    Physiological Measurement 01/2006; 26(6):1019-32. DOI:10.1088/0967-3334/26/6/011 · 1.62 Impact Factor

Publication Stats

669 Citations
90.49 Total Impact Points

Institutions

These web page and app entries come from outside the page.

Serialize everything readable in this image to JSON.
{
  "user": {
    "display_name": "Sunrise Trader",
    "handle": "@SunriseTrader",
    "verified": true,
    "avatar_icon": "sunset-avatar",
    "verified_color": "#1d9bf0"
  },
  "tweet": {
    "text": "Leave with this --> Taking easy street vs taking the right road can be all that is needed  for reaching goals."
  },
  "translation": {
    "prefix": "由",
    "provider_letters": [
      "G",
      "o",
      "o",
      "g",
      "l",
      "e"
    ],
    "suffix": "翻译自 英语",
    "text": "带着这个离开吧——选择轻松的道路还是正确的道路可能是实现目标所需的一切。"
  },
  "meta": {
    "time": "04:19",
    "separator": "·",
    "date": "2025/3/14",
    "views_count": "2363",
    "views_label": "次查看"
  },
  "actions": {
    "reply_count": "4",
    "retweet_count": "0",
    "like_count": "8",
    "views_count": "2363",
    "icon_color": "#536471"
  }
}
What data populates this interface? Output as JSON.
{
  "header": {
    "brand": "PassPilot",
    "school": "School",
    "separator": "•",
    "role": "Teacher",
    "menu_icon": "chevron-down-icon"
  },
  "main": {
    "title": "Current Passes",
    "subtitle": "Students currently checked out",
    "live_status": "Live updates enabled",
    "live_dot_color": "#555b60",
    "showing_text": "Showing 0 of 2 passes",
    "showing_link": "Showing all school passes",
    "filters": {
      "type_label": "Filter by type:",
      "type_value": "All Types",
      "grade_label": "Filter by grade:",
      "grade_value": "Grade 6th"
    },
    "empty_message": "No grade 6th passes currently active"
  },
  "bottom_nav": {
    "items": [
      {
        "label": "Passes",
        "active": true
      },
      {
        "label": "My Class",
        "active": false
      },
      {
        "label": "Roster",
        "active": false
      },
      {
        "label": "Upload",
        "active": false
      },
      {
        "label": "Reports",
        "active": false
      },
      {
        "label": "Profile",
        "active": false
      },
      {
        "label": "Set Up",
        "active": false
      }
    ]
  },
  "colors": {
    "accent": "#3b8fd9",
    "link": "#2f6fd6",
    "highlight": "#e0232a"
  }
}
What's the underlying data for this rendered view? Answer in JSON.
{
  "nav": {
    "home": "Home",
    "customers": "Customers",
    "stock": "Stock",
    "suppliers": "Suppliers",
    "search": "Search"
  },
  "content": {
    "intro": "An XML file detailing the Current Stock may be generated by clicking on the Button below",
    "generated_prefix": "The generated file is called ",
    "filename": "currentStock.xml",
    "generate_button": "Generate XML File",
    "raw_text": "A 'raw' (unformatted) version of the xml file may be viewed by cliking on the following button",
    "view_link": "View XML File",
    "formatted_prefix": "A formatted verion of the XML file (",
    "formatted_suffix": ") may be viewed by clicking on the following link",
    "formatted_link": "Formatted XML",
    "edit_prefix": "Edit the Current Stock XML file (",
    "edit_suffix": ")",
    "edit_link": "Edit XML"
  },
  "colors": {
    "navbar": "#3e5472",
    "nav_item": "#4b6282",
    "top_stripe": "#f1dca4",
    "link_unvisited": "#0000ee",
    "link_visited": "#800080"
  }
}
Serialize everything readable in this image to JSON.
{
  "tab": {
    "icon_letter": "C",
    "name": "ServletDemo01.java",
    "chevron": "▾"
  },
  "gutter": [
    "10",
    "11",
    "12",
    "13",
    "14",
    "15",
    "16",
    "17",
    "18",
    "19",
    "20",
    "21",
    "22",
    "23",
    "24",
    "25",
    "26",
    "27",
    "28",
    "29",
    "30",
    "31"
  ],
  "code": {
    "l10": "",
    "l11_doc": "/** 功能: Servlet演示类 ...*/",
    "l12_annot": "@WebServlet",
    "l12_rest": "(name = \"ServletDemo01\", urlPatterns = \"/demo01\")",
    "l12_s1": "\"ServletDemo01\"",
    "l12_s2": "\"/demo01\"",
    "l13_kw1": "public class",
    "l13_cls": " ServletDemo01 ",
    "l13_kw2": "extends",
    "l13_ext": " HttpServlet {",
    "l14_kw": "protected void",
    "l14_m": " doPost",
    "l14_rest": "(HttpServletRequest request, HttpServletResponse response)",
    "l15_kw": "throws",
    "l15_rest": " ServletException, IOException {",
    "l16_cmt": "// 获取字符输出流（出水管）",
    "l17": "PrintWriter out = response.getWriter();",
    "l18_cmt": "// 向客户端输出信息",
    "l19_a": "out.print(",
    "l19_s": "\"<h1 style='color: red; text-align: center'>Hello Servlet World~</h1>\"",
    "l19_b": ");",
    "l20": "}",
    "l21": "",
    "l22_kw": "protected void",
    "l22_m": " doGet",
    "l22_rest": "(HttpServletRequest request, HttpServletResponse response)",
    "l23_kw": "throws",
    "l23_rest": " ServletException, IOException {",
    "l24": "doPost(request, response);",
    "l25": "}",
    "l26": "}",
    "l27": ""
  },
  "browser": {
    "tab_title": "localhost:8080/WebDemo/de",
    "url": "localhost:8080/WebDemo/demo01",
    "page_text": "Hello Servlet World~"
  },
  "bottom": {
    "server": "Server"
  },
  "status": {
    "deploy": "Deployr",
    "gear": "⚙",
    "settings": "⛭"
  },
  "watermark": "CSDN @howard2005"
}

  • 2012
    • University of Glasgow
      Glasgow, Scotland, United Kingdom
  • 2008–2012
    • James Cook University
      Townsville, Queensland, Australia
  • 1993–2008
    • The Newcastle upon Tyne Hospitals NHS Foundation Trust
      • • Department of Neurosurgery
      • • Regional Neurosciences Centre
      Newcastle-on-Tyne, England, United Kingdom
  • 2005
    • Uppsala University Hospital
      • Section for Neurosurgery
      Uppsala, Uppsala, Sweden
  • 1990–2000
    • Newcastle University
      Newcastle-on-Tyne, England, United Kingdom